● **ASSIGNMENT**: Go through the data line by line. Copy each one holding the string "time".
"""
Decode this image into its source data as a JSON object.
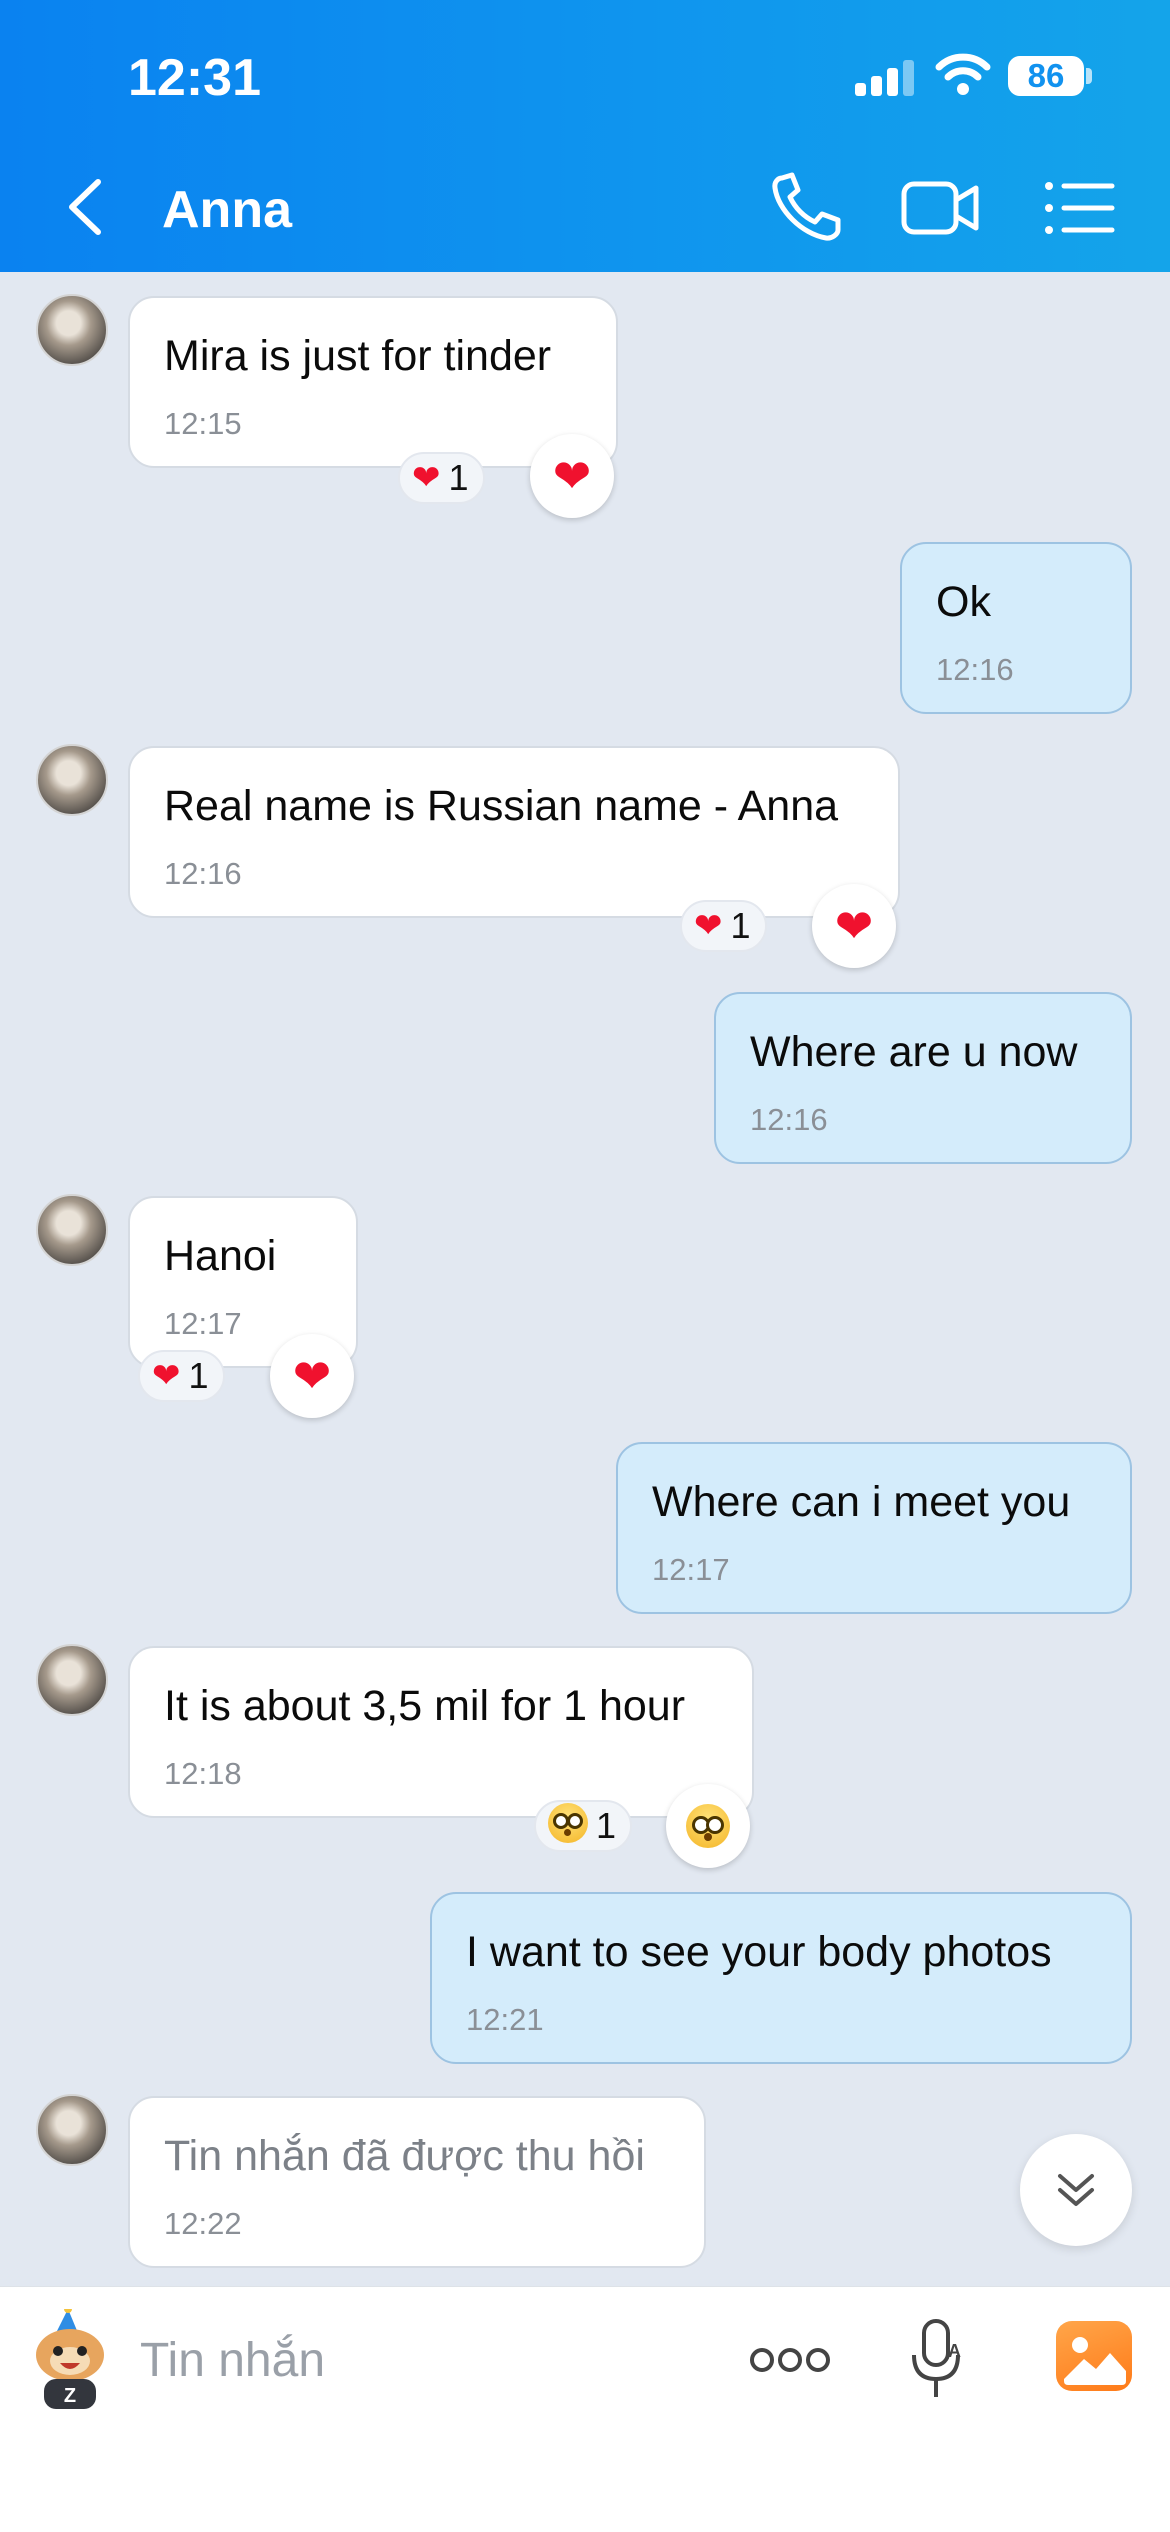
{
  "status_bar": {
    "time": "12:31",
    "battery": "86"
  },
  "header": {
    "contact_name": "Anna"
  },
  "messages": [
    {
      "text": "Mira is just for tinder",
      "time": "12:15",
      "reaction_count": "1"
    },
    {
      "text": "Ok",
      "time": "12:16"
    },
    {
      "text": "Real name is Russian name - Anna",
      "time": "12:16",
      "reaction_count": "1"
    },
    {
      "text": "Where are u now",
      "time": "12:16"
    },
    {
      "text": "Hanoi",
      "time": "12:17",
      "reaction_count": "1"
    },
    {
      "text": "Where can i meet you",
      "time": "12:17"
    },
    {
      "text": "It is about 3,5 mil for 1 hour",
      "time": "12:18",
      "reaction_count": "1"
    },
    {
      "text": "I want to see your body photos",
      "time": "12:21"
    },
    {
      "text": "Tin nhắn đã được thu hồi",
      "time": "12:22"
    }
  ],
  "input": {
    "placeholder": "Tin nhắn"
  },
  "colors": {
    "header_gradient_start": "#0a82f0",
    "header_gradient_end": "#14a4ea",
    "out_bubble": "#d4ecfb",
    "in_bubble": "#ffffff",
    "chat_bg": "#e2e8f1",
    "reaction_heart": "#f0112e",
    "image_button": "#ff8a2a"
  },
  "icons": [
    "back-icon",
    "phone-icon",
    "video-call-icon",
    "menu-list-icon",
    "heart-icon",
    "flushed-face-icon",
    "chevrons-down-icon",
    "sticker-icon",
    "more-icon",
    "voice-mic-icon",
    "image-icon"
  ]
}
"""
● **EXPECTED ANSWER**:
    "time": "12:31",
      "time": "12:15",
      "time": "12:16"
      "time": "12:16",
      "time": "12:16"
      "time": "12:17",
      "time": "12:17"
      "time": "12:18",
      "time": "12:21"
      "time": "12:22"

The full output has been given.